"That is an unparalleled and substantial innovation," he said, adding, "These and many other innovations all reflect our attempts to reduce recidivism."
Dom Felix, a convicted felon who served five years for meth distribution, voiced strong support for the proposed expansion of the county's Adult Drug Court.
"It's really a no-brainer," he said.
At least two other self-identified felons stepped forward to describe their challenges with accessing services. They said they had struggled to get housing and education assistance. One man described his efforts to keep his newborn son.
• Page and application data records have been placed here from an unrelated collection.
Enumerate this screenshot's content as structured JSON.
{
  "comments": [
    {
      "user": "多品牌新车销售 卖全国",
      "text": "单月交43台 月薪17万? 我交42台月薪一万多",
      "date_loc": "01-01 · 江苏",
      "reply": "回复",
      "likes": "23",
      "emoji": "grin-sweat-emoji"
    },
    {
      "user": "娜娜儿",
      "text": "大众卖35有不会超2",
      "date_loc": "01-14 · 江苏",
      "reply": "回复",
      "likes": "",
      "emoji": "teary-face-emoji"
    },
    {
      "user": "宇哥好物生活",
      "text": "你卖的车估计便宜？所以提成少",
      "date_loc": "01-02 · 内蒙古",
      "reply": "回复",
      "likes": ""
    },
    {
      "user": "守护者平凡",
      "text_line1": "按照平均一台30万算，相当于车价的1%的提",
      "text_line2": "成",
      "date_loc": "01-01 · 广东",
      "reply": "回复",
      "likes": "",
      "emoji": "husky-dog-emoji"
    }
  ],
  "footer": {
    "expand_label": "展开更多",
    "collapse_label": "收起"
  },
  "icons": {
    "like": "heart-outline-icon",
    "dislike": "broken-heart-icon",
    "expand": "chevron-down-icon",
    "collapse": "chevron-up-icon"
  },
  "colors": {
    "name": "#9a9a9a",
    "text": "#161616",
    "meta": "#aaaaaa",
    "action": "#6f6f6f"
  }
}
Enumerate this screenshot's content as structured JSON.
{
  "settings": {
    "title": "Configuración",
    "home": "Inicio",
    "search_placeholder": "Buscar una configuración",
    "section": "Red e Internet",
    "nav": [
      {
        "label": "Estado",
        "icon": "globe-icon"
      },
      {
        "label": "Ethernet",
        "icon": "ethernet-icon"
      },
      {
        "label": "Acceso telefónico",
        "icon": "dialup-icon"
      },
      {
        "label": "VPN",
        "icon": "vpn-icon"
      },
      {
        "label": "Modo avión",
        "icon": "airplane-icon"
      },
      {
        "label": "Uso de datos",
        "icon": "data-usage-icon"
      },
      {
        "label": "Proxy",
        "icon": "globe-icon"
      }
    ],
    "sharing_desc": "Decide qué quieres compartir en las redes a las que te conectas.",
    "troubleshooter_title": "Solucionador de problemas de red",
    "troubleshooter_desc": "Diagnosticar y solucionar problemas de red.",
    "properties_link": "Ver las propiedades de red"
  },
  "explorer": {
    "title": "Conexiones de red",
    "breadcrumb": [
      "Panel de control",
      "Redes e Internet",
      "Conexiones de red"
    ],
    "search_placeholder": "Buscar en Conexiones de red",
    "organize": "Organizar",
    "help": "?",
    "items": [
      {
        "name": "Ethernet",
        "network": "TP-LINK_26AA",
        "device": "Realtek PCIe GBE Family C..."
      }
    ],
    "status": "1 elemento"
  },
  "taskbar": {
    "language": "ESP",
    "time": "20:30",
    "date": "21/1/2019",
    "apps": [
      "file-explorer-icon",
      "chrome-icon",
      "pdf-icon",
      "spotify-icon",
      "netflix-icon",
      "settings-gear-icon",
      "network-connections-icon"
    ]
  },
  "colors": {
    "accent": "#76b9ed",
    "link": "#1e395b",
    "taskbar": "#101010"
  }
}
Both stressed the importance of helping connect newly released felons with services that can provide guidance and structure upon reentry into society. They said such programs had helped turn their lives around.
Breean Beggs, a local attorney and justice advocate, voiced appreciation for the commission's "tremendous" efforts, saying the report offered an honest and clear assessment of Spokane's criminal justice challenges and the ambitious steps necessary to address them.
"I wanted to commend all three of you for your courage in speaking the truth," he told the commission, adding, "I think it's going to be that courage that gets us to the next step."
Beggs and other advocates pledged to support the commission's ongoing reform efforts, committing to a long and potentially difficult implementation process.
"We will stand with you to insist that the plan goes forward," he said.
Commission members Jim McDevitt and Phillip Wetzel recognized the hard work and dedication of many officials within the system. They noted they held 37 public meetings and interviewed more than 400 individuals for the report. They thanked the group for their input throughout the process.
"It was a whole lot harder and a whole lot more work than I thought it was going to be," Wetzel said, but also more interesting.
Murphy assured the crowd their comments would be considered for integration into the commission's final report. He promised that final report would be released by the end of the year. The commission received a standing ovation as they concluded their remarks.
"Here's hoping that we come up with a more efficient, economical and successful criminal justice system as a result of this project," Murphy said. "Thank you all very much."